* [Directions]: The complete listing goes into the output exactly, without its pictures.

+++

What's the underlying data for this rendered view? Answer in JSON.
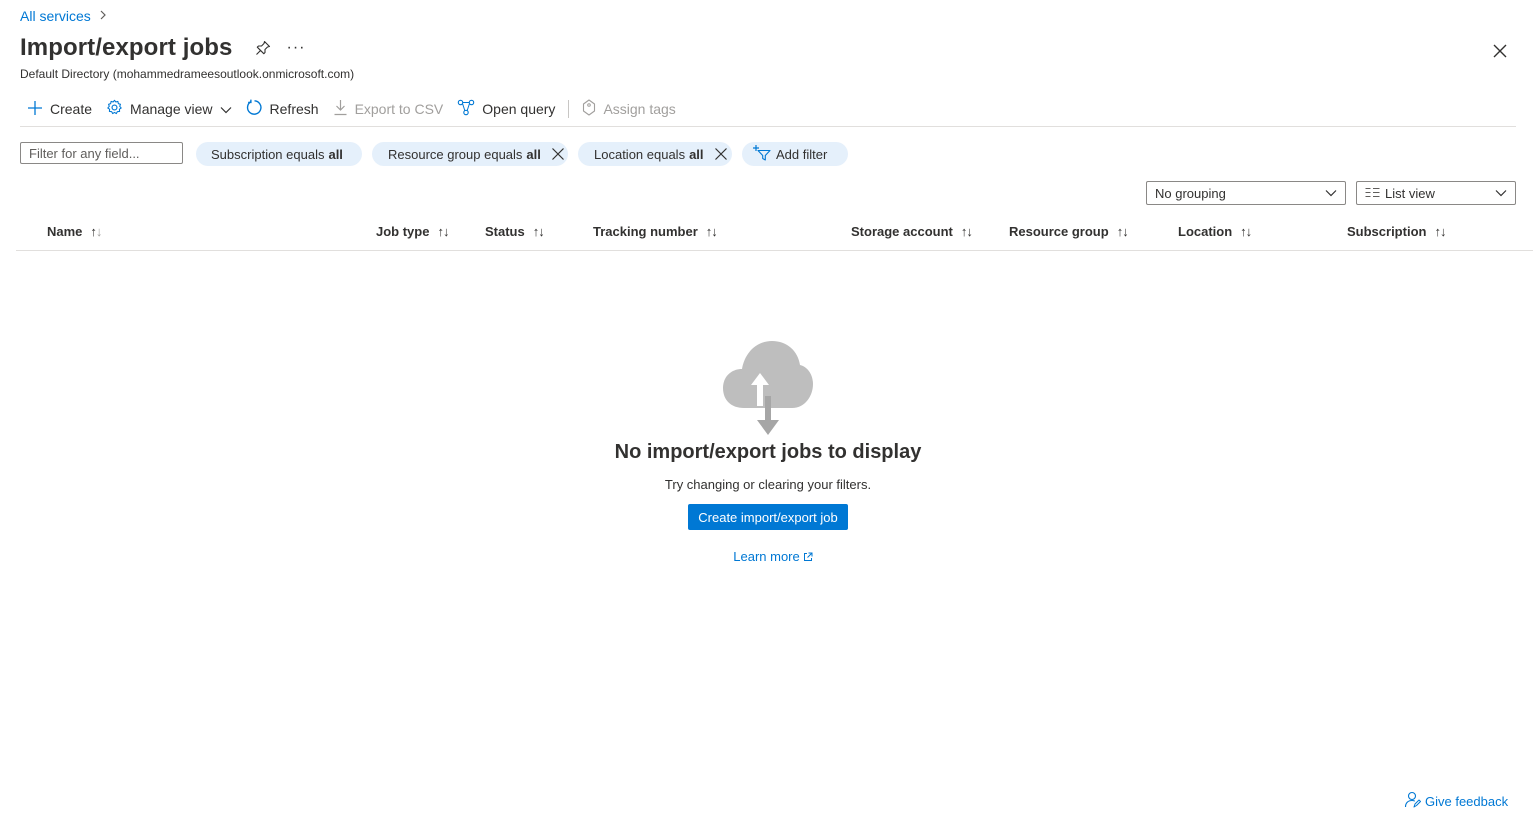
{
  "breadcrumb": {
    "root": "All services"
  },
  "header": {
    "title": "Import/export jobs",
    "subtitle": "Default Directory (mohammedrameesoutlook.onmicrosoft.com)",
    "more": "···"
  },
  "toolbar": {
    "create": "Create",
    "manage_view": "Manage view",
    "refresh": "Refresh",
    "export_csv": "Export to CSV",
    "open_query": "Open query",
    "assign_tags": "Assign tags"
  },
  "filters": {
    "search_placeholder": "Filter for any field...",
    "pills": [
      {
        "label": "Subscription equals",
        "value": "all",
        "removable": false
      },
      {
        "label": "Resource group equals",
        "value": "all",
        "removable": true
      },
      {
        "label": "Location equals",
        "value": "all",
        "removable": true
      }
    ],
    "add_filter": "Add filter"
  },
  "view_controls": {
    "grouping": "No grouping",
    "view": "List view"
  },
  "table": {
    "columns": [
      "Name",
      "Job type",
      "Status",
      "Tracking number",
      "Storage account",
      "Resource group",
      "Location",
      "Subscription"
    ]
  },
  "empty_state": {
    "title": "No import/export jobs to display",
    "subtitle": "Try changing or clearing your filters.",
    "button": "Create import/export job",
    "learn_more": "Learn more"
  },
  "feedback": "Give feedback",
  "colors": {
    "accent": "#0078d4",
    "pill_bg": "#e5f0fb",
    "text": "#323130"
  }
}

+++

* [Solution]:
What's the underlying data for this rendered view? Answer in JSON.
{
  "breadcrumb": {
    "root": "All services"
  },
  "header": {
    "title": "Import/export jobs",
    "subtitle": "Default Directory (mohammedrameesoutlook.onmicrosoft.com)",
    "more": "···"
  },
  "toolbar": {
    "create": "Create",
    "manage_view": "Manage view",
    "refresh": "Refresh",
    "export_csv": "Export to CSV",
    "open_query": "Open query",
    "assign_tags": "Assign tags"
  },
  "filters": {
    "search_placeholder": "Filter for any field...",
    "pills": [
      {
        "label": "Subscription equals",
        "value": "all",
        "removable": false
      },
      {
        "label": "Resource group equals",
        "value": "all",
        "removable": true
      },
      {
        "label": "Location equals",
        "value": "all",
        "removable": true
      }
    ],
    "add_filter": "Add filter"
  },
  "view_controls": {
    "grouping": "No grouping",
    "view": "List view"
  },
  "table": {
    "columns": [
      "Name",
      "Job type",
      "Status",
      "Tracking number",
      "Storage account",
      "Resource group",
      "Location",
      "Subscription"
    ]
  },
  "empty_state": {
    "title": "No import/export jobs to display",
    "subtitle": "Try changing or clearing your filters.",
    "button": "Create import/export job",
    "learn_more": "Learn more"
  },
  "feedback": "Give feedback",
  "colors": {
    "accent": "#0078d4",
    "pill_bg": "#e5f0fb",
    "text": "#323130"
  }
}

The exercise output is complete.